Lebanese Society for Education and Social Development (LSESD) was one of the first nongovernmental organizations that started to address the needs of Syrian refugees, who began to cross their country’s borders in 2011.

Since then, LSESD has developed, together with local Baptist churches, different programs to assist the Syrian people who have escaped the extreme conditions caused by the military conflict in their homeland.

Financial means for the programs have been donated by approximately 30 donors, who were invited to the consultation in Beirut from Nov. 9-11 to discuss the current situation in Lebanon, meet the local people and become familiar with the LSESD programs.

Several high-level officers from different organizations were invited to contribute to the consultation program. Here I refer only to a few of them.

However, the fact that a number of leading officers were present at the consultation shows the credibility of LSESD in the Lebanese society and the trust that they have built when serving the Lebanese people as well as refugees through their different programs.

One of the consultation speakers was Ibrahim Kenaan, member of the Lebanese Parliament. He gave an honest overview of the political, economic and social developments in the country.

I imagine it is not easy for a parliamentarian to admit publicly that his country’s internal politics has always been a problem, its elections contradictory, and that there has been no state budget since 2005. Lebanon needs time to recover.

Lebanon needs time to recover from the long civil war that lasted from 1975 until 1990, from the Syrian occupation from 1976 until 2005, and the military conflict with Israel in 2006.

Yet there is no time to build up the country when the neighbors are in need – neighbors from Syria that used to be the oppressors but are now knocking on their doors and begging for help.

Several speakers of the consultation mentioned the fact that Syrians, and recently also Iraqis, are coming to Lebanon not because life is better there but because they have no other choice if they want to survive.

Nabil Costa, executive director for LSESD and member of the European Baptist Federation executive committee, said in his opening speech to the consultation participants, “Our responsibility is to show compassion to the conflict victims because we, as Lebanese, know what it means to lose home, we know what is trauma, what it takes to live without electricity, how it feels to be stateless and to lose identity. This is why we want to show compassion.”

In showing compassion, the LSESD staff and local churches do not distinguish between people of different religions or social statuses. All are accepted. This is what Jesus taught and did.

Jean Marie Garelli from the United Nations High Commission for Refugees, who was also one of the consultation speakers, stressed the fact that the Lebanese welcoming attitude toward Syrian refugees is exceptional and truly remarkable. This is what makes the difference for those seeking refuge.

One such example is Zahle Baptist Church that, in cooperation with LSESD, is running different programs for the Syrian refugees – food distribution, English classes for adults, school for children.

All programs are run with love and care and excellent administration that value each person.

The church has opened a school for Syrian children so that they could continue their education.

The school follows the Syrian public schools’ program, which enables the children to continue their education without a major gap.

The children love their school; they sing, laugh and look happy.

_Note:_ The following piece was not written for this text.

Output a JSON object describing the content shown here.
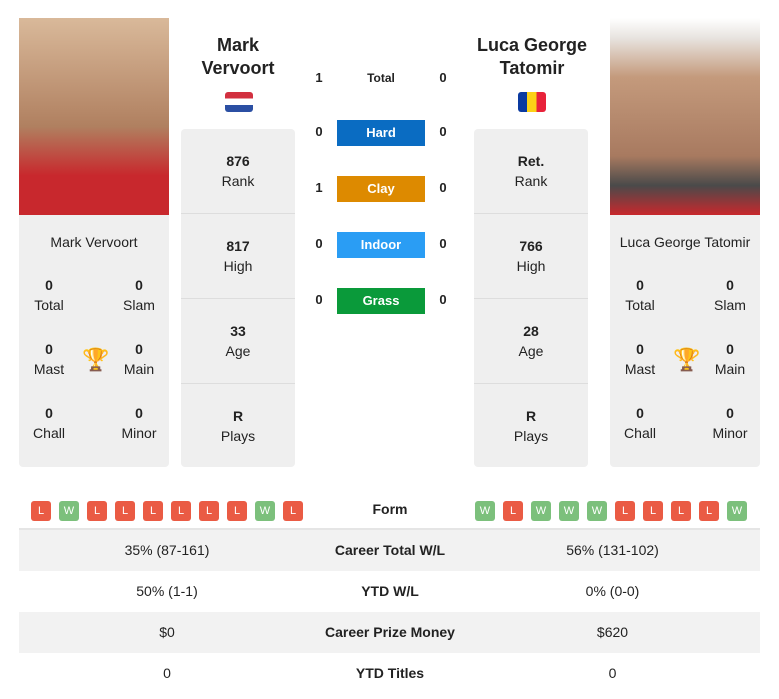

When the school holiday comes, they don’t want to stop because it is much better to study in the school than to spend the days in grim refugee camps.

But when one of our consultation participants asks from one class whether they miss Syria, all children raise their hands.

Each of them, without exception, wants to go back to Syria; this is their home and they miss it. When will this day come?

Helle Liht is the assistant general secretary at the European Baptist Federation. A version of this article first appeared on Europe Matters, the blog of EBF general secretary Tony Peck. It is used with permission. You can follow Liht on Twitter @HelleTweet, Peck @EBFGS and EBF @EBFNews.

Editor’s note: A photo news story of the LSESD relief consultation is available here.